“We are not talking of a new generation of cars, but of a technical evolution of the Super 2000 that were launched back in 2002. The basic points are an increase of power and sound, a reduction of weight, bigger wheels and a more aggressive look. Then, in order to avoid a stream of requests for technical waivers, more freedom will be granted in the suspension homologation. Further implementations will be studied for a later application, such as the 'push to pass' and a common hybrid system.
“The FIA and the manufacturers are working on the final draft of the rules that will be finalised by the end of January and submitted to the World Motor Sport Council in March.”
Lotti also confirmed that teams wouldn't be forced to switch to newer cars next season and would still be able to run their current machinery as the series goes through a transitional spell.
“It will be a natural evolution in the respect of the spirit of touring cars racing that must remain based on the identification of the racing car with the production car it comes from,” he said. “Someone will be happy, considering this as a simple updating of the championship, someone will disagree, claiming that an increase of costs will follow. However, I believe that Super 2000 proved that the FIA is capable to maintain the stability of technical regulations for a long period. And their efforts, joined with ours, made also possible to keep the costs stable.

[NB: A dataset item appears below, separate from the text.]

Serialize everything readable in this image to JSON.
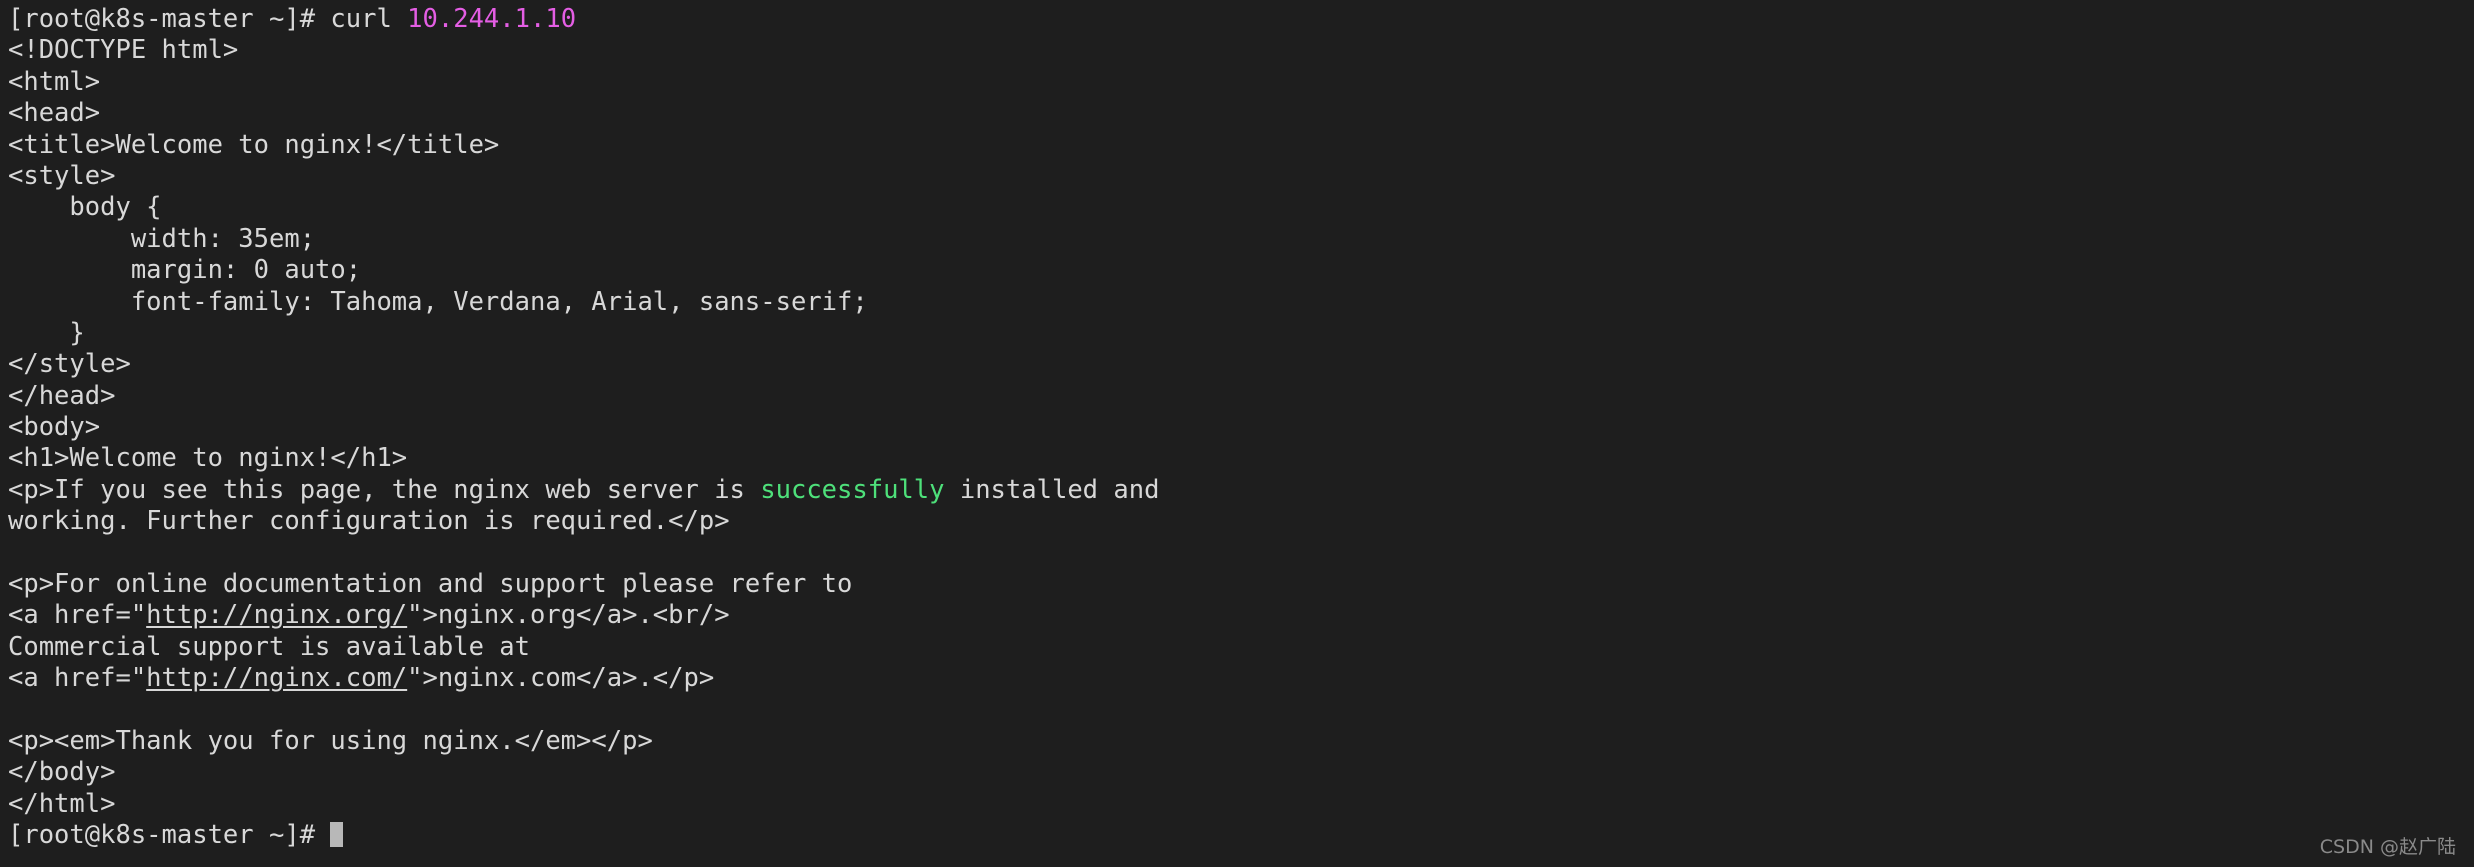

“This evolution will continue to keep the running costs under control, however in the beginning investments on the new cars will be requested. And I can grant that, like it happens every time a motor sport series is undergoing a technical evolution, we will study a way to assure a balanced cohabitation between the current and the new cars.”